European law prevents the Bank of England from creating new money to fund a public corporation like the NIB directly, and in any case the NIB would normally be able to fund any delegated stimulus itself by raising capital from private markets (just as similar state investment banks from Germany to Brazil already do today).
But as a backstop to ensure that any required stimulus could always be funded independently from government, the Bank of England could also choose to buy up the NIB’s corporate debts from other financial actors – just as it does through existing QE programmes.
In effect, this would follow a very similar financing mechanism to QE, only the Bank of England would know exactly where the stimulus had gone and how it was benefiting the non-financial economy.
This mechanism would also be preferable to QE on democratic grounds. The Bank of England would be able to determine the size and timing of a stimulus independently from politicians, but the investment targets and public ‘missions’ will have already been specified by elected government.
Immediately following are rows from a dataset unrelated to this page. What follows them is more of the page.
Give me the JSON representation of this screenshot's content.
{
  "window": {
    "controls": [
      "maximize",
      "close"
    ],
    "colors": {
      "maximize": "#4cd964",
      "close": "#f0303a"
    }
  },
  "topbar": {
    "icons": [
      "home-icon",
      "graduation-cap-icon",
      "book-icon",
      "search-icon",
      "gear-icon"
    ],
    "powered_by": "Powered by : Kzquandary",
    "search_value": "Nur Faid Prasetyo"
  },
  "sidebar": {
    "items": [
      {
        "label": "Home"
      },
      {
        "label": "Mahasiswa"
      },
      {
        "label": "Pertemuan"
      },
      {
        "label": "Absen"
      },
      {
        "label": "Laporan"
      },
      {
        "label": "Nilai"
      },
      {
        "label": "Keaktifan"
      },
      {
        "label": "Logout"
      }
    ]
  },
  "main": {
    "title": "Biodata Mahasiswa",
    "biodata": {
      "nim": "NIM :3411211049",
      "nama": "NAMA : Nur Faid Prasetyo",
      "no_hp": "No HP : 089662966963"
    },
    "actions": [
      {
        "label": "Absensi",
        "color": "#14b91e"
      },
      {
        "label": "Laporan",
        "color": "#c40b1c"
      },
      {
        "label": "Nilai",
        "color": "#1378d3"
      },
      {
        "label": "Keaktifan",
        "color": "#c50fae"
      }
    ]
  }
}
So was Billy Bragg right after all? Time may still tell. Bragg may not want to change the world, or indeed be looking for a New England – but in his own way, he may yet help the UK prepare itself for the next recession.